St David, Betws, was a parish church during the post-conquest period (Rees, 1932), of the medieval Deanery of Stradtowy. Until 1291, when it passed to Iscennen, Carmarthenshire, Betws lay within the Lordship of Gower and was in the patronage of the Bishop of St Davids (Seyler, 1924, 305-6).
In 1833 the living, a perpetual curacy annexed to the vicarage of Llandybie, was endowed with £800 royal bounty and £1000 parliamentary grant (Lewis, 1833).
In 1998 St David, Betws, was a parish church. The living was a vicarage, held with Ammanford (Benefice no. 145) in the Archdeaconry of Carmarthen, Rural Deanery of Dyffryn Aman (St Davids, 1997-8).
NLW, Ordnance Survey 1:2500, Second Edition, Sheet XLVIII.12.
NLW, Parish of Betws, Tithe Map, 1846.
Rees, W., 1932, South Wales and the Border in the XIVth century.
Church in Wales Records
St Davids, 1997-8, Diocesan Year Book.
NLW, SD/F/34, Faculty – Restoration of church and building new vestry, 1872.
Parish Records, Carmarthenshire Record Office, Carmarthen
CPR/54 – Betws:-
CPR/54/14 – PCC Minute Book, 1920-33.
CPR/54/15 – PCC Minute Book, 1933-48.
CPR/54/19 – Invoices, 1946-48.
CPR/54/25 – Vestry Minute Book, 1797-1823.
CPR/54/29 – Various papers, C20.
CPR/54/30 – Various papers including architect’s certificates, 1924-55.
CPR/54/31 – Certificates for 1924-5 and 1970s road widening through yard, C20.
Sambrook, R. P., and Page, N. A., 1995 (i), The Historic Settlements of Dinefwr (Unpublished client report; copy held with Dyfed SMR).
Sambrook, R. P., and Page, N. A., 1995 (ii), The Historic Settlements of Dinefwr: Gazetteer (Unpublished client report; copy held with Dyfed SMR).
Cadw, 1997, Buildings of Special Architectural or Historical Interest (Betws, Carmarthenshire).
Crossley, F. H., and Ridgway, M. H., 1947, ‘Screens, Lofts and Stalls situated in Wales and Monmouthshire: Part 8’, Archaeol. Cambrensis, Vol. XCIX.
Evans, G. E., 1915, ‘Carmarthenshire Presentments, AD 1684’, Transactions of the Carmarthenshire Antiquarian Society Vol. 10.
Evans, G. E., 1917, ‘Betws Parish AD 1748’, Transactions of the Carmarthenshire Antiquarian Society Vol. 11.
Evans, G. E., 1921, ‘Betws Parish’, Transactions of the Carmarthenshire Antiquarian Society Vol. 14.
Jeffreys-Jones, T. I., 1957, ‘Carmarthenshire Parish Records’, The Carmarthenshire Antiquary Vol. II.

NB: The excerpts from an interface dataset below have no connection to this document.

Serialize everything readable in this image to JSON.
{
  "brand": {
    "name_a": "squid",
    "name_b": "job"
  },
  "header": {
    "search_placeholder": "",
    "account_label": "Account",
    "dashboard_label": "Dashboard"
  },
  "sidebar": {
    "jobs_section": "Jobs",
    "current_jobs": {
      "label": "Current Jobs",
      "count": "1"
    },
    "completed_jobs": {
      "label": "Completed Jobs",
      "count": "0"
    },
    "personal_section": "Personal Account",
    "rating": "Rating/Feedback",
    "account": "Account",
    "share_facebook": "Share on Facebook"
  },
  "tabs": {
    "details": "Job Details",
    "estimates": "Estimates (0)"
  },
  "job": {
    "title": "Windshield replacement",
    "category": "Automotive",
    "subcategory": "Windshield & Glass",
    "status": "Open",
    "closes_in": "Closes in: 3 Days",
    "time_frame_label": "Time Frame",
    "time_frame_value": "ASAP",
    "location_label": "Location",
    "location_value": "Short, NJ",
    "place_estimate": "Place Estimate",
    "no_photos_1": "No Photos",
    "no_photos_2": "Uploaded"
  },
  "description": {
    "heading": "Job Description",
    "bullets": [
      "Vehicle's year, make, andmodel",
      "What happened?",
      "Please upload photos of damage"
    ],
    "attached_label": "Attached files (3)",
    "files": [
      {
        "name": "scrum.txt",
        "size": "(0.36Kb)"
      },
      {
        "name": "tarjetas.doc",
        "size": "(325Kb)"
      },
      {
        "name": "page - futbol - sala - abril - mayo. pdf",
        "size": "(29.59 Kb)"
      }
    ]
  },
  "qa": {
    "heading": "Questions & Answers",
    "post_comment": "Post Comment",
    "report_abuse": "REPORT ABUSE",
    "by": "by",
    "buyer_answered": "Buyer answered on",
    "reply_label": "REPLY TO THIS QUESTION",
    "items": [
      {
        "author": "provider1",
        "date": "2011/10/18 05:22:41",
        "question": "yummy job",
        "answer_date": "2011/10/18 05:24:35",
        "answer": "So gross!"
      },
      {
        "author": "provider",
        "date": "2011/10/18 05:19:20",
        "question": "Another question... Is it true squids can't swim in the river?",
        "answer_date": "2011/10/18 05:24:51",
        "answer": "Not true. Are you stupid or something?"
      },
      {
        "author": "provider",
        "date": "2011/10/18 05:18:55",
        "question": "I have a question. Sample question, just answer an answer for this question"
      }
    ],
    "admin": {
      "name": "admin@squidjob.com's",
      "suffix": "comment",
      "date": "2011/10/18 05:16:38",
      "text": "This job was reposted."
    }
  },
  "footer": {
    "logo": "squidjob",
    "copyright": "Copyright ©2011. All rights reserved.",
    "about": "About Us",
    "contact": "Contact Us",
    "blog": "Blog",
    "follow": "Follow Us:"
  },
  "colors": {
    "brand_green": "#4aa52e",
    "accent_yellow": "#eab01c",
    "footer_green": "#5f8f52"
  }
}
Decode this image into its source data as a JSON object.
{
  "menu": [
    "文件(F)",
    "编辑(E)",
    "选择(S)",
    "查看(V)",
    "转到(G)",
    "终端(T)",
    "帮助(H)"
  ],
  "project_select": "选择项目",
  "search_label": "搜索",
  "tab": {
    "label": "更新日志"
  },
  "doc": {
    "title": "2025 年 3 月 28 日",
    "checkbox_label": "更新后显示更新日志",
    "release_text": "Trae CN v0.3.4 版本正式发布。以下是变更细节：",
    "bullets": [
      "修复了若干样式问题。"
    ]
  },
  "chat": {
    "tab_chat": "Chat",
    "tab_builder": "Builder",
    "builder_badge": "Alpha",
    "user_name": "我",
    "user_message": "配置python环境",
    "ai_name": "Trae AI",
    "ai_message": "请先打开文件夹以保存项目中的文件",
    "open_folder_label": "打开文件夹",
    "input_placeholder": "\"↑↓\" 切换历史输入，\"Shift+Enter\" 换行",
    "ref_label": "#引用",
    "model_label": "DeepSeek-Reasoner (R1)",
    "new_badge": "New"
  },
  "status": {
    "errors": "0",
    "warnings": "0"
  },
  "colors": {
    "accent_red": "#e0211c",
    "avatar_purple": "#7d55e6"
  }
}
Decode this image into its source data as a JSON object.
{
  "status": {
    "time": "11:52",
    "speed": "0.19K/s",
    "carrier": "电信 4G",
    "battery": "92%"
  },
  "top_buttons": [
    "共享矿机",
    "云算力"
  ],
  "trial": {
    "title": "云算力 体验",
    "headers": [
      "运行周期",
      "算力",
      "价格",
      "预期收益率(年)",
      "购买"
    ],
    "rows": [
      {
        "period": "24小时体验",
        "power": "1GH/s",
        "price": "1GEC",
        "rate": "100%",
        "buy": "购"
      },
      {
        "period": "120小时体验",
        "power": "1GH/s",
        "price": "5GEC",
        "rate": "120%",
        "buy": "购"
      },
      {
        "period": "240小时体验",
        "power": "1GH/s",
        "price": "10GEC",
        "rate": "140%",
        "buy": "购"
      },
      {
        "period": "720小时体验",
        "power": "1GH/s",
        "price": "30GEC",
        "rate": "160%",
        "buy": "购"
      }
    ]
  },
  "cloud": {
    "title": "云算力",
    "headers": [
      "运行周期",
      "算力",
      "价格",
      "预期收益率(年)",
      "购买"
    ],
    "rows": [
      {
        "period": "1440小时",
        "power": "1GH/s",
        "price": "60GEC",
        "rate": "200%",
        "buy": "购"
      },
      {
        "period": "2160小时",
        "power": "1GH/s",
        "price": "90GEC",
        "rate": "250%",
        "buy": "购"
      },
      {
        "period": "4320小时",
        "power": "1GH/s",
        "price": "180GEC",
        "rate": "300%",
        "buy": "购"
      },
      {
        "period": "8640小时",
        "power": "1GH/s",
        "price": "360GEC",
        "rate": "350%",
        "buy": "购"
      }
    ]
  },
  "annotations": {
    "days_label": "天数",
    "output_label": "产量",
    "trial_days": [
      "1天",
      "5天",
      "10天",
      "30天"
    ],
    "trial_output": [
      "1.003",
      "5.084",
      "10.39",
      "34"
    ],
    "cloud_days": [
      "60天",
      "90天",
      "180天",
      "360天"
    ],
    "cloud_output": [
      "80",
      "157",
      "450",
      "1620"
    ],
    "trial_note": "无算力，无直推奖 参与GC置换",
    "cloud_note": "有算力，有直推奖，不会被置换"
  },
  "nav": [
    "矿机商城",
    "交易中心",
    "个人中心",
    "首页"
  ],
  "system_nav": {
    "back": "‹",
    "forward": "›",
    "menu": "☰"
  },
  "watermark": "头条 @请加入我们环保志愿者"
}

Lewis, S., 1833, A Topographical Dictionary of Wales.
RCAHM, 1917, Inventory: Carmarthenshire.
Salter, M., 1994, The Old Parish Churches of South West Wales.
Seyler, C. A., 1947, ‘Early Charters of Swansea and Gower’, Archaeol. Cambrensis, Vol. LXXIX, Seventh Series.
Yates, W. N., 1972, ‘Non-Celtic Pre-Reformation Dedications in Carmarthenshire’, The Carmarthenshire Antiquary Vol. VIII.
Yates, W. N., 1973, ‘The Age of Saints in Carmarthenshire’, The Carmarthenshire Antiquary Vol. IX.
Yates, W. N., 1974, ‘Carmarthenshire Churches’, The Carmarthenshire Antiquary Vol. X.
Updated: August 2021 – PKR